REAL LIFE Discipleship

real life discipleship II

Over the next couple of months, you will have the opportunity to read some great blog posts related to the issue of discipleship. Discipleship is ultimately what we are about — making obedient followers of Jesus. The topic certainly deserves our attention. Bill Taylor introduced the topic last week, but as we embark on this short journey of discussion — and before we get too deep into the issue of discipleship — I want to spend a couple of moments contemplating the descriptors of “REAL LIFE.” Why have we attached that to the concept of discipleship?

Of course, there are several potential responses to that question. We could say that we want to consider REAL “life discipleship.”  In other words, not theoretical, academic, or even ideal, discipleship but discipleship that is truly life discipleship, honest and real. Not fake or pretend.

While that is true, I would like to suggest that there is something else bound up in that description. The discipleship we want to focus on is a discipleship that is expressed and experienced in “real life.”  And what is “real life?”  Bill suggested last week that it is complex – and messy. But allow me to push into further detail with a question.

Is “real life discipleship” made up of two hours in church on a Sunday morning?

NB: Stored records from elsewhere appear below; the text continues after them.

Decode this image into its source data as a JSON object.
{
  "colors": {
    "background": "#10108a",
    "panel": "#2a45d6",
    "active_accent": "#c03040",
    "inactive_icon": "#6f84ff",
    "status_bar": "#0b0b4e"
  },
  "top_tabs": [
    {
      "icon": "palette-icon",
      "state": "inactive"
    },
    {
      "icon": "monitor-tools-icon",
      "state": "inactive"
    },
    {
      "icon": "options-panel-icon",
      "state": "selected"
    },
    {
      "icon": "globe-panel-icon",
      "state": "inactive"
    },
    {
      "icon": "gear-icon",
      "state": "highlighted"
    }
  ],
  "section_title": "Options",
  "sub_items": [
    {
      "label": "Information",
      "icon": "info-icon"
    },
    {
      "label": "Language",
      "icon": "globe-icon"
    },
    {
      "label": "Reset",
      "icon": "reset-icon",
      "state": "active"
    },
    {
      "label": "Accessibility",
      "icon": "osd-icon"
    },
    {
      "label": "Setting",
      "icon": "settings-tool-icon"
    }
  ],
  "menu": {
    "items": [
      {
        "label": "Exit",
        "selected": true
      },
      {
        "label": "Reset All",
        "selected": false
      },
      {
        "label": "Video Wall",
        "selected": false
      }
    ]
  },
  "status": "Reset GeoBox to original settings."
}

“Included” yes, “made up,” only partly. “Reflected in” – maybe, “exhausted” – by no means. Sunday morning is only a small part of what we are thinking about. Any discipleship that is limited to our Sunday morning (or Saturday night, or Sunday evening) experience is more than just truncated, it is immature and unbalanced. The discipleship that Jesus calls us to is a real-life discipleship, which means discipleship that embraces all of life as we are experiencing it.

Monday morning is as much a part of our discipleship as Sunday morning. Your interaction with your boss, or employee, or client, should reveal your discipleship as much as your interaction with a friend after a Sunday service around a cup of coffee. Your tone with your children in response to their disobedience or defiance is as much discipleship as taking them to youth group on Thursday night. Your engagement with your neighbor is as much discipleship as your engagement with your pastor.

Real Life is your Sunday experience with your church family. But it is also so much more. Real life includes your workplace, your school, your kid’s school, your family, your neighbors, your hockey rink, your “enemies,” your politicians, your…. You get the point. Real life discipleship impacts all of life. Complete life, and honest life. It is about being a disciple in all of your real, actual life. The good. The bad. The ugly. The bright spots. The dark corners.

This is our calling, to help make real life disciples. And it can only succeed if we as leaders are embracing and exhibiting real life discipleship. Let us take off the masks, open our discipleship daytimers to all 7 days of our week, and expose our entire real life to the call of discipleship Jesus has for us. Are you brave enough to do that? I hope so. Join us in the journey.

Terry Kaufman
EFCC Leadership Catalyst